My adviser gave me Bridging the Great Divide by Fr. Robert Barron to read over the summer. I finished it recently and one of the chapters was relevant to Colin's post below. Fr. Barron came of age in the 1970's at the height of the "Spirit of Vatican II"; he called the result the "Beige Church." High altars were jack hammered out, communion rails were removed, statuary disappeared, murals were painted over, church architecture began taking some strange turns, hymns were being written with secular music in mind, and popular devotions such as Eucharistic Adoration and the Rosary were downplayed. Fr. Barron didn't and doesn't feel any animus toward the often well-intentioned priests and religious who oversaw all of these radical changes. He just found the fruit of their labor to be a little boring. As another favorite author of mine once said, "It is supremely ennobling to belong to a Church that is centuries behind the times, but quite dull to be in a Church five minutes behind the times, always huffing and puffing to catch up."
These are obviously sensitive topics but I think it's necessary to discuss them anew because the restoration of a vigorous Catholic identity is probably the defining goal of Pope Benedict's papacy. Over the past forty years, Catholics have lost a sense of the supernatural, of the transcendent. It is both necessary and important to work for social justice, but what about sin, grace, and salvation? Fr. Stevens once told me that one of the questions he always asks prospective seminarians in their admissions interviews is, "Why do you want to be a priest?" The answer he hears most is, "I want to help people." He replies, "That's very good that you want to help people, but how specifically do you want to help them? Social workers help people too."
Today, the Solemnity of Corpus Christi, seems like a perfect day to keep these things in mind as it is a day devoted in a special way to the Body and Blood of our Lord.
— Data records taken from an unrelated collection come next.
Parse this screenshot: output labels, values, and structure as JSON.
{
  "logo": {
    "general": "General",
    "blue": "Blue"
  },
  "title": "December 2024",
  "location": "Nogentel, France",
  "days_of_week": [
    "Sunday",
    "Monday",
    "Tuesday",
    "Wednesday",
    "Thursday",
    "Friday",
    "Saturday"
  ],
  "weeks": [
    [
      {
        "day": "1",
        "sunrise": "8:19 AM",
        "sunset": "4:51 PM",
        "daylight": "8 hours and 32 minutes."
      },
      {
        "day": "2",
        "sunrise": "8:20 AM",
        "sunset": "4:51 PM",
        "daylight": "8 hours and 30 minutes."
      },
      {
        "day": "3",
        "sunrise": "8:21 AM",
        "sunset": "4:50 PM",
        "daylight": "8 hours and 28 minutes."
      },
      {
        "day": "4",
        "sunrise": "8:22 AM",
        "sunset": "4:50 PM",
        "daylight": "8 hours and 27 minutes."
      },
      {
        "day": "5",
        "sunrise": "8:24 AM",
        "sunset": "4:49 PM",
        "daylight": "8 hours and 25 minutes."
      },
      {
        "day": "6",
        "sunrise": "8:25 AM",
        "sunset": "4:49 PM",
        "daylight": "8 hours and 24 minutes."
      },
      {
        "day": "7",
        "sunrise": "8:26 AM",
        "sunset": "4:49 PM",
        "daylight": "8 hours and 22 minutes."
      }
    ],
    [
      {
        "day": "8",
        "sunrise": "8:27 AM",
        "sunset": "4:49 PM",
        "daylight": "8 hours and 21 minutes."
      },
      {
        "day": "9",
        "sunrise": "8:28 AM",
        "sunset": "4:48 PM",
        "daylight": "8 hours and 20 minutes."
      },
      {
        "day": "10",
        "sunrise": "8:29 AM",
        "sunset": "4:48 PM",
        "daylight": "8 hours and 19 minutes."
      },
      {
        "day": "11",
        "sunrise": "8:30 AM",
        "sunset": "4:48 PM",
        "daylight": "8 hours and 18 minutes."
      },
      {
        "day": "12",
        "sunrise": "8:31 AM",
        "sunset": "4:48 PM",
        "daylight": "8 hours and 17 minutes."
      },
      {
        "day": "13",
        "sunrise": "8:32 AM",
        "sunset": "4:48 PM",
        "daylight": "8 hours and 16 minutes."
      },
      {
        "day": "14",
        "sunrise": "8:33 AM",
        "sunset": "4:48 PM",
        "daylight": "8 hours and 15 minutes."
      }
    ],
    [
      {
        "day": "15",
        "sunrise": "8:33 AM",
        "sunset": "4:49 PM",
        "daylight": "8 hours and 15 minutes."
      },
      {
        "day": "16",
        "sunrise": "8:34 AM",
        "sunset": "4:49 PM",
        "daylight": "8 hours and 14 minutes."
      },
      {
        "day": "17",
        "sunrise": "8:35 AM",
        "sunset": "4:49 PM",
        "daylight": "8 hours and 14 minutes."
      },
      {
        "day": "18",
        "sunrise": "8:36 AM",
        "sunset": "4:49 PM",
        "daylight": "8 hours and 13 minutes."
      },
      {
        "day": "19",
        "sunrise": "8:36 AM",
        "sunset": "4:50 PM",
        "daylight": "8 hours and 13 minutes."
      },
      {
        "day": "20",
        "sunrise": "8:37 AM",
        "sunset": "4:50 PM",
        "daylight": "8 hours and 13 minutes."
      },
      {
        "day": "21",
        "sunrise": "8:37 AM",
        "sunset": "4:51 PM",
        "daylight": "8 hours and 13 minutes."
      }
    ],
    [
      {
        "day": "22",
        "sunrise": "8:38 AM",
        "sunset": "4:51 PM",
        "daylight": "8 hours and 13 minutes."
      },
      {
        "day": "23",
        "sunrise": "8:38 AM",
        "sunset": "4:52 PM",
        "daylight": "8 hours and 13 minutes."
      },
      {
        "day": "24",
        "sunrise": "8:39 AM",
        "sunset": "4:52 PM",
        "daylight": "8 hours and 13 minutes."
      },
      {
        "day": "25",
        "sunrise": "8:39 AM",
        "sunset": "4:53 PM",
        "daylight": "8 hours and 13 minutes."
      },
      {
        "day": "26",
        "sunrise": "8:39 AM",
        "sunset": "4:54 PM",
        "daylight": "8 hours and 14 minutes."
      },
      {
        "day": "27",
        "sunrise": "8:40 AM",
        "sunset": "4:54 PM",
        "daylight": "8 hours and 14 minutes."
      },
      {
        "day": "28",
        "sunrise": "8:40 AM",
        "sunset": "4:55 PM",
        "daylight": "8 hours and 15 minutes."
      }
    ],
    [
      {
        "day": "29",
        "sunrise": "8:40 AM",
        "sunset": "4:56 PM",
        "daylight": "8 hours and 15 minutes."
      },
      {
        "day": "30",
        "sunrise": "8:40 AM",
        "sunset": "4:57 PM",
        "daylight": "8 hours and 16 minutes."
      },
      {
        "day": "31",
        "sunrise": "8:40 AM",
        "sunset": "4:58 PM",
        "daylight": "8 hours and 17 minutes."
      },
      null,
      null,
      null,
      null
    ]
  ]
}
The eucharist is the source and summit of the Christian life, and brings us into contact with the supernatural as nothing else can. That is why people go to church - that's the only reason anyone should go to church. I don't think the Church should try to imitate worldly trends so as to attract people; anything we do along those lines will always be just an imitation, and why should people settle for that when they can find the real thing out in the world? I think we need to recover that sense of transcendence, of mystery, of awe in the Church. Some of the schools I've visited in our diocese say something like, "Let us remember that we are in the presence of God," before class or an assembly begins. Just so.
Of course, dear reader, if you are thinking about the priesthood at all you probably already have a healthy appreciation for the supernatural. As Archbishop Bruguès said, our culture doesn't support us as strongly as it used to, so men who come forward for Holy Orders today tend to be "priests of conviction." None of this is meant to denigrate the very important and very necessary works of those who minister to the poor and fight for social justice. But for whose greater glory do we do those things?